(Saved data entries)
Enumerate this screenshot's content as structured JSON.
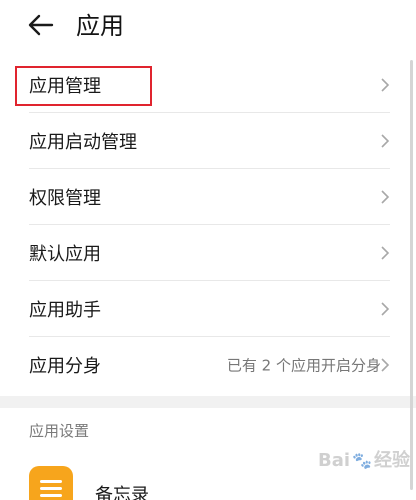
{
  "header": {
    "title": "应用",
    "back_icon": "arrow-left-icon"
  },
  "list": {
    "items": [
      {
        "label": "应用管理",
        "value": "",
        "highlighted": true
      },
      {
        "label": "应用启动管理",
        "value": ""
      },
      {
        "label": "权限管理",
        "value": ""
      },
      {
        "label": "默认应用",
        "value": ""
      },
      {
        "label": "应用助手",
        "value": ""
      },
      {
        "label": "应用分身",
        "value": "已有 2 个应用开启分身"
      }
    ]
  },
  "settings_section": {
    "title": "应用设置",
    "apps": [
      {
        "name": "备忘录",
        "icon": "notepad-icon",
        "icon_color": "#f7a51c"
      }
    ]
  },
  "watermark": {
    "text_before": "Bai",
    "text_after": "经验"
  },
  "colors": {
    "highlight": "#e0242e",
    "divider": "#e8e8e8",
    "section_bg": "#f1f1f1"
  }
}
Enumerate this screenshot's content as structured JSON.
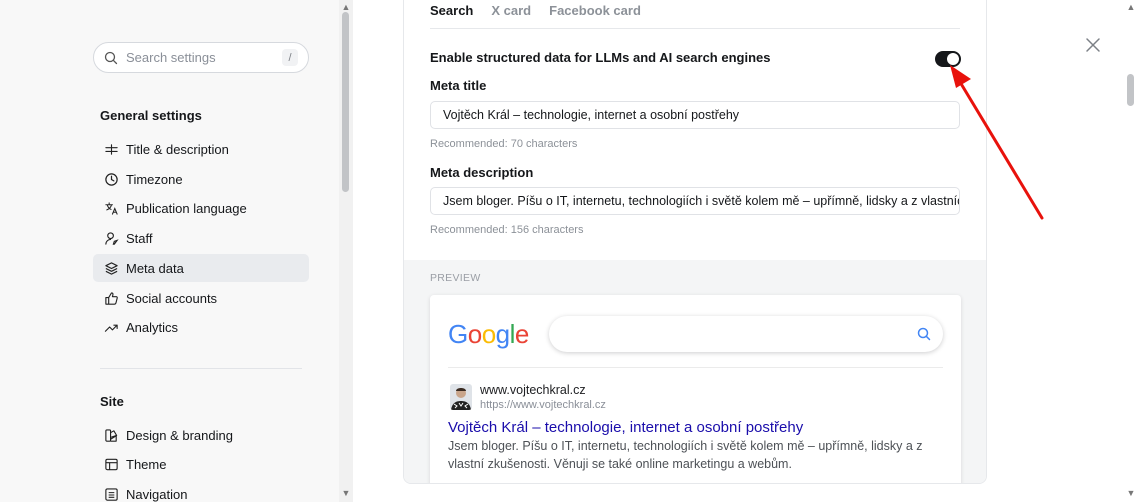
{
  "sidebar": {
    "search": {
      "placeholder": "Search settings",
      "shortcut": "/"
    },
    "general_title": "General settings",
    "general_items": [
      {
        "label": "Title & description",
        "icon": "title-icon"
      },
      {
        "label": "Timezone",
        "icon": "clock-icon"
      },
      {
        "label": "Publication language",
        "icon": "translate-icon"
      },
      {
        "label": "Staff",
        "icon": "staff-icon"
      },
      {
        "label": "Meta data",
        "icon": "layers-icon",
        "active": true
      },
      {
        "label": "Social accounts",
        "icon": "thumbs-up-icon"
      },
      {
        "label": "Analytics",
        "icon": "trend-icon"
      }
    ],
    "site_title": "Site",
    "site_items": [
      {
        "label": "Design & branding",
        "icon": "paint-icon"
      },
      {
        "label": "Theme",
        "icon": "theme-icon"
      },
      {
        "label": "Navigation",
        "icon": "navigation-icon"
      }
    ]
  },
  "tabs": [
    {
      "label": "Search",
      "active": true
    },
    {
      "label": "X card"
    },
    {
      "label": "Facebook card"
    }
  ],
  "structured_data": {
    "label": "Enable structured data for LLMs and AI search engines",
    "enabled": true
  },
  "meta_title": {
    "label": "Meta title",
    "value": "Vojtěch Král – technologie, internet a osobní postřehy",
    "hint": "Recommended: 70 characters"
  },
  "meta_description": {
    "label": "Meta description",
    "value": "Jsem bloger. Píšu o IT, internetu, technologiích i světě kolem mě – upřímně, lidsky a z vlastních zkušeností.",
    "hint": "Recommended: 156 characters"
  },
  "preview": {
    "label": "PREVIEW",
    "logo_text": "Google",
    "site_name": "www.vojtechkral.cz",
    "site_url": "https://www.vojtechkral.cz",
    "result_title": "Vojtěch Král – technologie, internet a osobní postřehy",
    "result_description": "Jsem bloger. Píšu o IT, internetu, technologiích i světě kolem mě – upřímně, lidsky a z vlastní zkušenosti. Věnuji se také online marketingu a webům."
  },
  "colors": {
    "toggle_on": "#15171a",
    "link_blue": "#1a0dab",
    "annotation_arrow": "#e8120c"
  }
}
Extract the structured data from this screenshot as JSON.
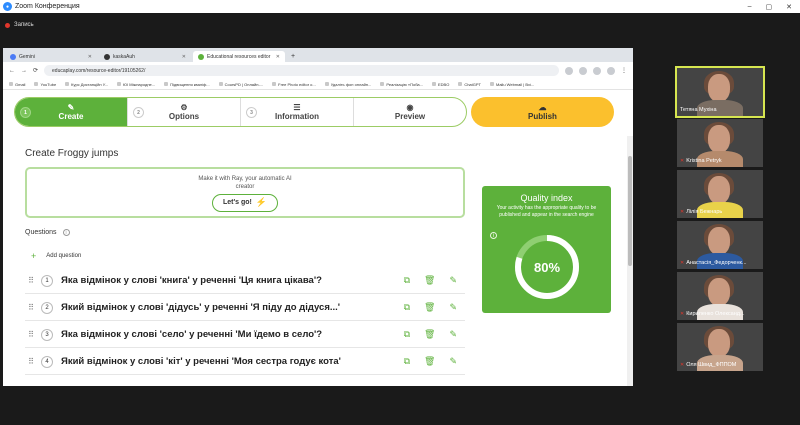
{
  "window": {
    "title": "Zoom Конференция",
    "minimize": "–",
    "maximize": "▢",
    "close": "✕"
  },
  "zoom": {
    "record_label": "Запись"
  },
  "browser": {
    "tabs": [
      {
        "label": "Gemini",
        "color": "#4b7bf5"
      },
      {
        "label": "kaskaAuh",
        "color": "#333333"
      },
      {
        "label": "Educational resources editor",
        "color": "#5db13b"
      }
    ],
    "new_tab": "+",
    "url": "educaplay.com/resource-editor/19105262/",
    "bookmarks": [
      "Gmail",
      "YouTube",
      "Курс Дистанційн У...",
      "ЮІ Міжнародне...",
      "Підвищення кваліф...",
      "CoursPD | Онлайн-...",
      "Free Photo editor o...",
      "Удаліть фон онлайн...",
      "Реалізацію «Поба...",
      "EDBO",
      "ChatGPT",
      "Mailu Webmail | Вхі..."
    ]
  },
  "editor": {
    "steps": [
      {
        "num": "1",
        "label": "Create",
        "icon": "✎"
      },
      {
        "num": "2",
        "label": "Options",
        "icon": "⚙"
      },
      {
        "num": "3",
        "label": "Information",
        "icon": "☰"
      },
      {
        "num": "",
        "label": "Preview",
        "icon": "◉"
      }
    ],
    "publish": {
      "label": "Publish",
      "icon": "☁"
    },
    "page_title": "Create Froggy jumps",
    "ray": {
      "line1": "Make it with Ray, your automatic AI",
      "line2": "creator",
      "button": "Let's go!",
      "icon": "⚡"
    },
    "questions_label": "Questions",
    "info_icon": "i",
    "add_question": "Add question",
    "questions": [
      {
        "num": "1",
        "text": "Яка відмінок у слові 'книга' у реченні 'Ця книга цікава'?"
      },
      {
        "num": "2",
        "text": "Який відмінок у слові 'дідусь' у реченні 'Я піду до дідуся...'"
      },
      {
        "num": "3",
        "text": "Яка відмінок у слові 'село' у реченні 'Ми їдемо в село'?"
      },
      {
        "num": "4",
        "text": "Який відмінок у слові 'кіт' у реченні 'Моя сестра годує кота'"
      }
    ],
    "row_icons": {
      "drag": "⠿",
      "copy": "⧉",
      "delete": "🗑",
      "edit": "✎"
    },
    "quality": {
      "title": "Quality index",
      "desc": "Your activity has the appropriate quality to be published and appear in the search engine",
      "percent_label": "80%",
      "percent": 80,
      "info": "i"
    }
  },
  "participants": [
    {
      "name": "Тетяна Мухіна",
      "muted": false,
      "speaking": true
    },
    {
      "name": "Kristina Petryk",
      "muted": true,
      "speaking": false
    },
    {
      "name": "Лілія Бежнарь",
      "muted": true,
      "speaking": false
    },
    {
      "name": "Анастасія_Федорченк...",
      "muted": true,
      "speaking": false
    },
    {
      "name": "Кириленко Олександ...",
      "muted": true,
      "speaking": false
    },
    {
      "name": "Оля Швид_ФППОМ",
      "muted": true,
      "speaking": false
    }
  ],
  "colors": {
    "accent": "#5db13b",
    "publish": "#fbc02d",
    "zoom_bg": "#1a1a1a"
  }
}
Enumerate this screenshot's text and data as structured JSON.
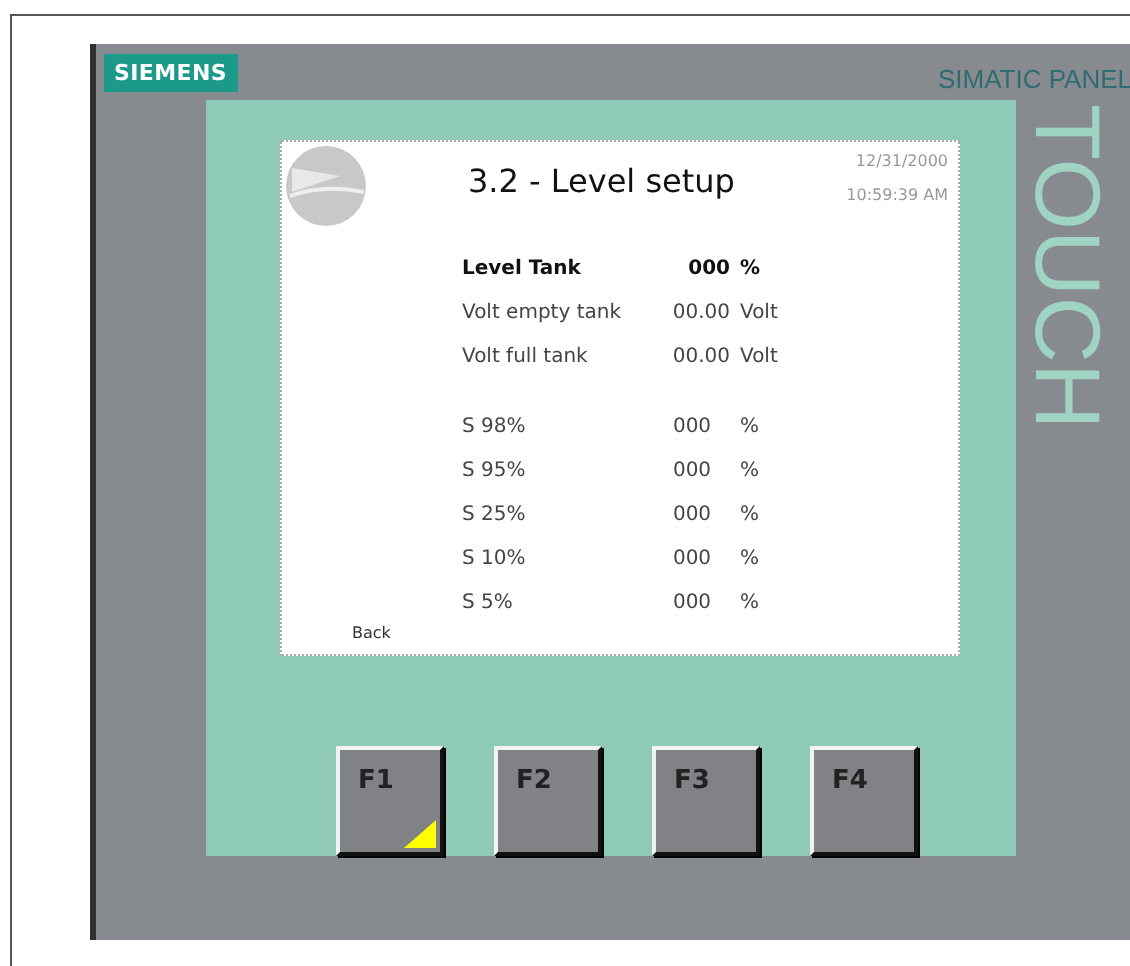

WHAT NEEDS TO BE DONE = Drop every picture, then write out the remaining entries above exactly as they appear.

RESULT OF THE EXERCISE =
Enumerate this screenshot's content as structured JSON.
{
  "header": {
    "title": "应用",
    "back_icon": "arrow-left-icon"
  },
  "list": {
    "items": [
      {
        "label": "应用管理",
        "value": "",
        "highlighted": true
      },
      {
        "label": "应用启动管理",
        "value": ""
      },
      {
        "label": "权限管理",
        "value": ""
      },
      {
        "label": "默认应用",
        "value": ""
      },
      {
        "label": "应用助手",
        "value": ""
      },
      {
        "label": "应用分身",
        "value": "已有 2 个应用开启分身"
      }
    ]
  },
  "settings_section": {
    "title": "应用设置",
    "apps": [
      {
        "name": "备忘录",
        "icon": "notepad-icon",
        "icon_color": "#f7a51c"
      }
    ]
  },
  "watermark": {
    "text_before": "Bai",
    "text_after": "经验"
  },
  "colors": {
    "highlight": "#e0242e",
    "divider": "#e8e8e8",
    "section_bg": "#f1f1f1"
  }
}
Enumerate this screenshot's content as structured JSON.
{
  "sidebar": {
    "search": {
      "placeholder": "Search settings",
      "shortcut": "/"
    },
    "general_title": "General settings",
    "general_items": [
      {
        "label": "Title & description",
        "icon": "title-icon"
      },
      {
        "label": "Timezone",
        "icon": "clock-icon"
      },
      {
        "label": "Publication language",
        "icon": "translate-icon"
      },
      {
        "label": "Staff",
        "icon": "staff-icon"
      },
      {
        "label": "Meta data",
        "icon": "layers-icon",
        "active": true
      },
      {
        "label": "Social accounts",
        "icon": "thumbs-up-icon"
      },
      {
        "label": "Analytics",
        "icon": "trend-icon"
      }
    ],
    "site_title": "Site",
    "site_items": [
      {
        "label": "Design & branding",
        "icon": "paint-icon"
      },
      {
        "label": "Theme",
        "icon": "theme-icon"
      },
      {
        "label": "Navigation",
        "icon": "navigation-icon"
      }
    ]
  },
  "tabs": [
    {
      "label": "Search",
      "active": true
    },
    {
      "label": "X card"
    },
    {
      "label": "Facebook card"
    }
  ],
  "structured_data": {
    "label": "Enable structured data for LLMs and AI search engines",
    "enabled": true
  },
  "meta_title": {
    "label": "Meta title",
    "value": "Vojtěch Král – technologie, internet a osobní postřehy",
    "hint": "Recommended: 70 characters"
  },
  "meta_description": {
    "label": "Meta description",
    "value": "Jsem bloger. Píšu o IT, internetu, technologiích i světě kolem mě – upřímně, lidsky a z vlastních zkušeností.",
    "hint": "Recommended: 156 characters"
  },
  "preview": {
    "label": "PREVIEW",
    "logo_text": "Google",
    "site_name": "www.vojtechkral.cz",
    "site_url": "https://www.vojtechkral.cz",
    "result_title": "Vojtěch Král – technologie, internet a osobní postřehy",
    "result_description": "Jsem bloger. Píšu o IT, internetu, technologiích i světě kolem mě – upřímně, lidsky a z vlastní zkušenosti. Věnuji se také online marketingu a webům."
  },
  "colors": {
    "toggle_on": "#15171a",
    "link_blue": "#1a0dab",
    "annotation_arrow": "#e8120c"
  }
}
Extract the structured data from this screenshot as JSON.
{
  "window": {
    "title": "Zoom Конференция",
    "minimize": "–",
    "maximize": "▢",
    "close": "✕"
  },
  "zoom": {
    "record_label": "Запись"
  },
  "browser": {
    "tabs": [
      {
        "label": "Gemini",
        "color": "#4b7bf5"
      },
      {
        "label": "kaskaAuh",
        "color": "#333333"
      },
      {
        "label": "Educational resources editor",
        "color": "#5db13b"
      }
    ],
    "new_tab": "+",
    "url": "educaplay.com/resource-editor/19105262/",
    "bookmarks": [
      "Gmail",
      "YouTube",
      "Курс Дистанційн У...",
      "ЮІ Міжнародне...",
      "Підвищення кваліф...",
      "CoursPD | Онлайн-...",
      "Free Photo editor o...",
      "Удаліть фон онлайн...",
      "Реалізацію «Поба...",
      "EDBO",
      "ChatGPT",
      "Mailu Webmail | Вхі..."
    ]
  },
  "editor": {
    "steps": [
      {
        "num": "1",
        "label": "Create",
        "icon": "✎"
      },
      {
        "num": "2",
        "label": "Options",
        "icon": "⚙"
      },
      {
        "num": "3",
        "label": "Information",
        "icon": "☰"
      },
      {
        "num": "",
        "label": "Preview",
        "icon": "◉"
      }
    ],
    "publish": {
      "label": "Publish",
      "icon": "☁"
    },
    "page_title": "Create Froggy jumps",
    "ray": {
      "line1": "Make it with Ray, your automatic AI",
      "line2": "creator",
      "button": "Let's go!",
      "icon": "⚡"
    },
    "questions_label": "Questions",
    "info_icon": "i",
    "add_question": "Add question",
    "questions": [
      {
        "num": "1",
        "text": "Яка відмінок у слові 'книга' у реченні 'Ця книга цікава'?"
      },
      {
        "num": "2",
        "text": "Який відмінок у слові 'дідусь' у реченні 'Я піду до дідуся...'"
      },
      {
        "num": "3",
        "text": "Яка відмінок у слові 'село' у реченні 'Ми їдемо в село'?"
      },
      {
        "num": "4",
        "text": "Який відмінок у слові 'кіт' у реченні 'Моя сестра годує кота'"
      }
    ],
    "row_icons": {
      "drag": "⠿",
      "copy": "⧉",
      "delete": "🗑",
      "edit": "✎"
    },
    "quality": {
      "title": "Quality index",
      "desc": "Your activity has the appropriate quality to be published and appear in the search engine",
      "percent_label": "80%",
      "percent": 80,
      "info": "i"
    }
  },
  "participants": [
    {
      "name": "Тетяна Мухіна",
      "muted": false,
      "speaking": true
    },
    {
      "name": "Kristina Petryk",
      "muted": true,
      "speaking": false
    },
    {
      "name": "Лілія Бежнарь",
      "muted": true,
      "speaking": false
    },
    {
      "name": "Анастасія_Федорченк...",
      "muted": true,
      "speaking": false
    },
    {
      "name": "Кириленко Олександ...",
      "muted": true,
      "speaking": false
    },
    {
      "name": "Оля Швид_ФППОМ",
      "muted": true,
      "speaking": false
    }
  ],
  "colors": {
    "accent": "#5db13b",
    "publish": "#fbc02d",
    "zoom_bg": "#1a1a1a"
  }
}
Enumerate this screenshot's text and data as structured JSON.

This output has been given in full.